U.S. business leaders are concerned about the potential impact of a new set of sanctions authorized by President Barack Obama last week in response to Russia's annexation of Crimea. The new sanctions broaden those already in place under a March 17 executive order and authorize the U.S. Treasure Department’s Office of Foreign Assets Control (OFAC) to target anyone with financial connections to the Russian economy. This makes it a violation of U.S. law to deal with companies and individuals specifically marked for sanctions, as well as any company in which they have a 50% or more ownership interest.
Montreal-based construction and engineering giant SNC-Lavalin is at the center of another Canadian kickback scheme, this time in connection with the $125-million restoration of the Jacques Cartier Bridge.
Schools may have taken the issue of bullying head-on, but employees are often hard-pressed to do anything about the bully in the next cubicle. The Workplace Bullying Institute's 2014 US Workplace Bullying Survey found that employers most often react to bullying by denying or discounting it, and few take positive steps to stop the behavior.
Employers should expect the long-term trend towards increased scrutiny of wage and hour issues to continue in 2014. Wage and hour claims currently outpace all other types of workplace litigation and have increased by over 500% since 1990. In FY 2013, the Wage & Hour Division (WHD) of the U.S. Department of Labor recovered a record $280 million in back wages on behalf of more than 260,000 workers under the Fair Labor Standards Act (FLSA).
Companies often take extensive measures to avoid litigation, particularly with respect to employment issues. In particular, as the number of employment discrimination claims continues to rise, employers should be on their guard from the very beginning of the hiring process and remain vigilant in implementing measures to minimize potential claims.
Automated teller machine maker NCR Corp. has agreed to settle charges of Foreign Corrupt Practices Act (FCPA) and U.S. sanctions violations. In 2012, a whistleblower accused the company's board members and executives of violating U.S. sanctions in Syria and bribing government officials in China and the Middle East. As part of the settlement, NCR Corp. will be required to strengthen its risk and compliance program, including increased compliance training for company employees and those who work with the company. It must also develop a China-specific supplement to chart the company’s gifts and entertainment expenditures within the country, and implement a process to monitor company-wide gift and entertainment expenditures.
The Second Circuit may have granted the Securities and Exchange Commission (SEC) a new weapon against insider trading. In SEC v. Contorinis, the court endorsed an expansive theory of disgorgement, allowing the SEC to require the defendant to disgorge funds over which he never had ownership or control.
Discrimination claims in FY 2013 fell by almost 6% from the previous fiscal year, according to new data released as a supplement to the Equal Employment Opportunity Commission's Performance and Accountability Report (PAR) for Fiscal Year 2013. The new data — including the number of private sector charges received, federal lawsuits filed and monetary awards recovered — includes detailed charge breakdowns by claim type and state.

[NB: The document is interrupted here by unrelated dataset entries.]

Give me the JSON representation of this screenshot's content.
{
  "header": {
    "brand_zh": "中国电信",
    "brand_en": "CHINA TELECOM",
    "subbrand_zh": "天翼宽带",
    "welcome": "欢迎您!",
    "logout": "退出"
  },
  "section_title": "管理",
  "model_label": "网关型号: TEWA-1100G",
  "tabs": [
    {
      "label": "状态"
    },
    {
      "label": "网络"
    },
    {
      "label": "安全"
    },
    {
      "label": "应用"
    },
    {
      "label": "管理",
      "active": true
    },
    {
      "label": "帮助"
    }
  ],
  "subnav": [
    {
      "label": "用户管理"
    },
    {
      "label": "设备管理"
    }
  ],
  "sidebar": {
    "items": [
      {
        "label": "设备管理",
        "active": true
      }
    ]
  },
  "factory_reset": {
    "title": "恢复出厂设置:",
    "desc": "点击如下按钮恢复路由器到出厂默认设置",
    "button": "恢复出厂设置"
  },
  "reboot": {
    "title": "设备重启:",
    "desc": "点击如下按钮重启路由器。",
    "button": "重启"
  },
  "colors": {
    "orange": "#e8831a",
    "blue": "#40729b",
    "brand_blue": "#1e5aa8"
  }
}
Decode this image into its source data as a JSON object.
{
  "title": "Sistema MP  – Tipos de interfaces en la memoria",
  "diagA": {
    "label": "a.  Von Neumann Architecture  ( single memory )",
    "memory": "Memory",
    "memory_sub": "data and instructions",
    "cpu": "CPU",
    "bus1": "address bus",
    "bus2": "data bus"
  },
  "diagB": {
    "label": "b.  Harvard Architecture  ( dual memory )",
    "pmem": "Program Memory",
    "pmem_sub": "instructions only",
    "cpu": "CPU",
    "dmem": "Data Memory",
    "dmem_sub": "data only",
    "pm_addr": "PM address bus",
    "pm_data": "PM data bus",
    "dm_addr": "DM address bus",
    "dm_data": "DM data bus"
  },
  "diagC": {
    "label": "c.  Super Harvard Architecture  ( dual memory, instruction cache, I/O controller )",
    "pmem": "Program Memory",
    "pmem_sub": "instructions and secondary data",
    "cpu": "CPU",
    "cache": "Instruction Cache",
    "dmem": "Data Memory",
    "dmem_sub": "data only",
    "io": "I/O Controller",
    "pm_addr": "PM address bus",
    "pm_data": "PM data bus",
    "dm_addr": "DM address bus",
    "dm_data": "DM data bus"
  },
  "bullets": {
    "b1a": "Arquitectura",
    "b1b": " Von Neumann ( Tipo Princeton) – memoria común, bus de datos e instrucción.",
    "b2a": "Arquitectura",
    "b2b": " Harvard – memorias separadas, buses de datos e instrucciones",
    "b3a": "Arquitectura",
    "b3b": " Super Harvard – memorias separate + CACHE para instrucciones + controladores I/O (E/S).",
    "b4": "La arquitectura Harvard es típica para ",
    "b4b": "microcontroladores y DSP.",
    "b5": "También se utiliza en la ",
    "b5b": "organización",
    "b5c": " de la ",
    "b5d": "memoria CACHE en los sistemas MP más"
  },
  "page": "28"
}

Federal fines for violations of the Health Insurance Portability and Accountability Act (HIPAA) may not exceed $1.5 million per incident per year. That's already a big number to think about — but employers also need to remember that state and regional governments may impose separate fines in addition to the federal ones, thus increasing the potential cost of privacy and security breaches. This fact became clear when the Puerto Rican Health Insurance Administration (HIA) fined Triple-S Management Corp. (Triple-S) an unprecedented $6.8 million for its alleged failure to properly respond to a breach of protected health information (PHI).